TASK BRIEF
Find the string "this" in the entries and copy each line that has it.

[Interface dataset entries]
- - -

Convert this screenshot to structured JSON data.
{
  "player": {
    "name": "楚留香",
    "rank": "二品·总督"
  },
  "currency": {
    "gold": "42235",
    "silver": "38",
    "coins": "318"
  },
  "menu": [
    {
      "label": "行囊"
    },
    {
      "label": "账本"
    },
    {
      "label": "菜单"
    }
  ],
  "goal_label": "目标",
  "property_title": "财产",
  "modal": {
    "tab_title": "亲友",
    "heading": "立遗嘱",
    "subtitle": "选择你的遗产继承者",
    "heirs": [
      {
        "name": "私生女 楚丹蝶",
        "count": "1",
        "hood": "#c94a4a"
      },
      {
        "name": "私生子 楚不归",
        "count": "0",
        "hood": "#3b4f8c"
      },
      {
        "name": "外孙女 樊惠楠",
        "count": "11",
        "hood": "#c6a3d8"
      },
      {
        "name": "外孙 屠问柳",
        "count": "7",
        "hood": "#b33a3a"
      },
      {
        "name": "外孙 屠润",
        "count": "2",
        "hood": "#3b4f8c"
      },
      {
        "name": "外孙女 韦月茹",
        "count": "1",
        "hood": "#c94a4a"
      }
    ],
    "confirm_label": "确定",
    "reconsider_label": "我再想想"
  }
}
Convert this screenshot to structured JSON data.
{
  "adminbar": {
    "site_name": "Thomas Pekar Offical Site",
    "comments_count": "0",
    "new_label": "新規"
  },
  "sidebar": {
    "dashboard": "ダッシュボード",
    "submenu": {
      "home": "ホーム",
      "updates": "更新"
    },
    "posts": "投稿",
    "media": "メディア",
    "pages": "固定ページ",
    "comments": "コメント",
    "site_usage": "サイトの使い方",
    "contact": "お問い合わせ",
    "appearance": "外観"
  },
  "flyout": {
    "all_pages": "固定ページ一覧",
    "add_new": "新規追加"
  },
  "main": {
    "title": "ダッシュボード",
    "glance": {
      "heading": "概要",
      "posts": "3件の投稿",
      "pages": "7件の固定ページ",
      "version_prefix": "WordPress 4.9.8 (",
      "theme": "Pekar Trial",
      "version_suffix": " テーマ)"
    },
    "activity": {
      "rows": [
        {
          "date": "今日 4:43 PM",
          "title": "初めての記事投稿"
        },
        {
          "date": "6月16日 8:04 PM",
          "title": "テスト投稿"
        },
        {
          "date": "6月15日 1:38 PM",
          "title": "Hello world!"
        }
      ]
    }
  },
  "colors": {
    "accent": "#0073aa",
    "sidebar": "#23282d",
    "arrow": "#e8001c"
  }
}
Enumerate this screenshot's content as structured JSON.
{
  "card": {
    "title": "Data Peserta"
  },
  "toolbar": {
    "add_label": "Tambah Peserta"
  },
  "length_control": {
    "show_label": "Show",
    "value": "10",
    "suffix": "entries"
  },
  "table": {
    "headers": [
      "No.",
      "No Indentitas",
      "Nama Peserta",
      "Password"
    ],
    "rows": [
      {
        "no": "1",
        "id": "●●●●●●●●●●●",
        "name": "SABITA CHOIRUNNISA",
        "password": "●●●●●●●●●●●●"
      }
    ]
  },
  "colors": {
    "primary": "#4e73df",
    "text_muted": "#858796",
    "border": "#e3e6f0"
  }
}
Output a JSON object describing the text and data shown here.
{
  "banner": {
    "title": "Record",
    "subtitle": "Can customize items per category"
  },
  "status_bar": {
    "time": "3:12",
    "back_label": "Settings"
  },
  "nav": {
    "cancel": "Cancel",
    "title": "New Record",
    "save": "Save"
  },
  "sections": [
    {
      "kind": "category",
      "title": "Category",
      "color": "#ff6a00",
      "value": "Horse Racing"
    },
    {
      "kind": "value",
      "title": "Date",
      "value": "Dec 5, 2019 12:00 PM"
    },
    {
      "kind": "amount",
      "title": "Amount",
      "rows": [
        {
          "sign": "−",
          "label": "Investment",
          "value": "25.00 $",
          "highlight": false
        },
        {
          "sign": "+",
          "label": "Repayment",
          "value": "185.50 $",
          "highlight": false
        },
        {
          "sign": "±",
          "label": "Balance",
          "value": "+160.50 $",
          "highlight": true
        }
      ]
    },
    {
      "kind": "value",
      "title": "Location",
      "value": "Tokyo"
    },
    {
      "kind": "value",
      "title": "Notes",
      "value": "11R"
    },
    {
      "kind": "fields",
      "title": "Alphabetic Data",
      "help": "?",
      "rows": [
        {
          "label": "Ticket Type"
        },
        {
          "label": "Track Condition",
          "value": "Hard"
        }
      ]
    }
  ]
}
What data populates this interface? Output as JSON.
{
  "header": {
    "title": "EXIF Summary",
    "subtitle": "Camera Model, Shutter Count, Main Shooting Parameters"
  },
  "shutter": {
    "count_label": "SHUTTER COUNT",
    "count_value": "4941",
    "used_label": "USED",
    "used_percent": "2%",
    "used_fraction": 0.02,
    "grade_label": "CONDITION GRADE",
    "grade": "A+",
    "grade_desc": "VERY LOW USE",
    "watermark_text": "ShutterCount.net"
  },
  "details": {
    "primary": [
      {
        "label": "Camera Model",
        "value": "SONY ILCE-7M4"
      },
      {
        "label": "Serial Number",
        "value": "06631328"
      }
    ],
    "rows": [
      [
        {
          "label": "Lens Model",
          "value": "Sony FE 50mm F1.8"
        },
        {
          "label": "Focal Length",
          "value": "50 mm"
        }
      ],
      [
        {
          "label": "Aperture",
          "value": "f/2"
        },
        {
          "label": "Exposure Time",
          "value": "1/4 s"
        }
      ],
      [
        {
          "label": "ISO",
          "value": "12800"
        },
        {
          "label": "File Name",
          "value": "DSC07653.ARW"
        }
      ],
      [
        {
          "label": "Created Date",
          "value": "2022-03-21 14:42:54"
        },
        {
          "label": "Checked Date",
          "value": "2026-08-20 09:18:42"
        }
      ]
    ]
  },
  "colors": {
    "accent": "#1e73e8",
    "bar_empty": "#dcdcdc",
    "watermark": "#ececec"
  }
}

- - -

RESPONSE BELOW
Convert this screenshot to structured JSON data.
Convert this screenshot to structured JSON data.
Enumerate this screenshot's content as structured JSON.
What data populates this interface? Output as JSON.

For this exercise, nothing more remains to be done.